I believe there are many fine qualities that a true mentor (and teacher : note, it’s not limited to “piano teacher” but “teacher” in essence) must possess. But I have discussed about them in many of my posts already, so I don’t want to repeat myself here again. Instead, I want to talk about four essential qualities a true mentor must possess: inform, encourage, empower and inspire.
Here I must stress that I deliberately use the word “inform” in lieu of “instruct”.
I personally believe in providing as much knowledge as my students (piano players and piano teachers) would need continually and gradually in wide varieties of topics and angles possible, with consistent support and guidance (again, instead of “instruction”), rather than spoon-feeding them and telling them that limited pool of knowledge would be all they need necessary to pass some exams or competitions or performance etc. There is certainly a structured framework and solid foundation I would provide and inform my students of their importance, yet there is also freedom and space for my students, even the young ones, to explore and discover for themselves in this music journey. In fact, it is exactly the essence of music learning: the spontaneity and creativity supported by a solid foundation and knowledge via a mastery of polished tools available for use anytime.

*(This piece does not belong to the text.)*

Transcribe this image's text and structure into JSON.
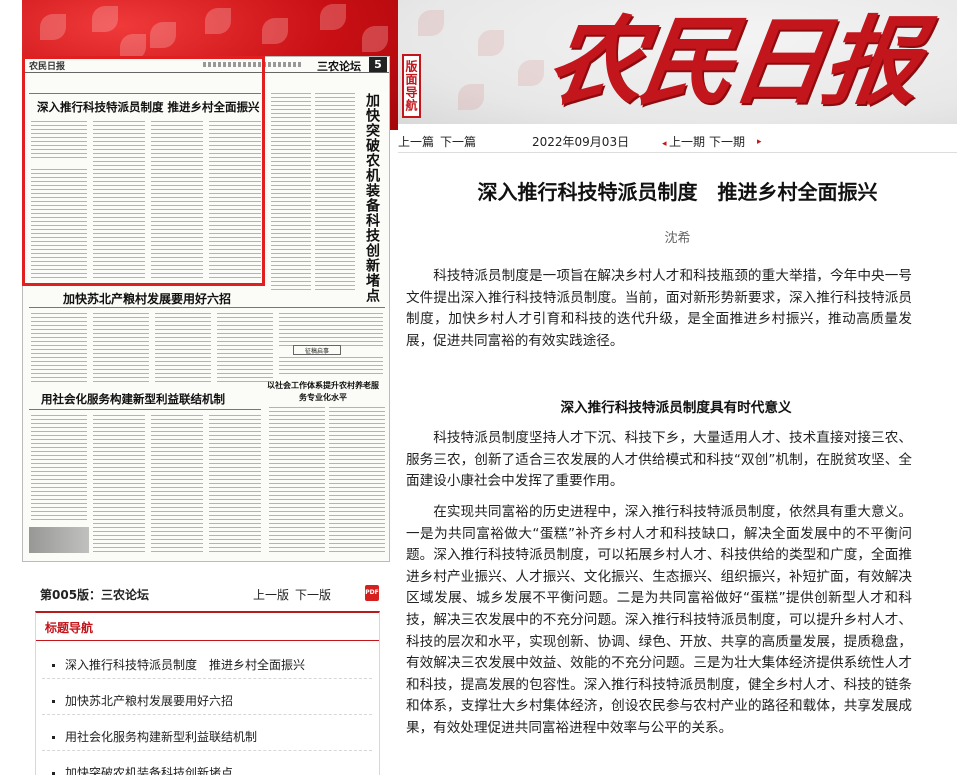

A lot of parents and teacher believe that in order to help students improve they must scold the kids and be mean and strict with them , or else there would be no or not enough progress. I beg to differ.
Personally I always believe in positive reinforcement and help in students to build an internal self-sufficient system that the students are the one to motivate themselves to work hard and diligently because they want to do it for themselves but not for others or to get out of blame, ridicule or punishment. Instead, the students are in for improving, progressing and achieving their own goals because they want it so bad they won’t do it otherwise. My role therefore is there to encourage them to keep doing it even when there is failure and obstacle. I am there to guide them and give them some guidance and solutions (or rather, help them to create their own solutions) so they know what to do on their own even when I am not around. They must know deep inside that they can do it because they have the ability, the willpower, and the drive to make it and to succeed, and I am there for them always.
(To Continue: The Four Qualities of a Great Mentor (Part II) )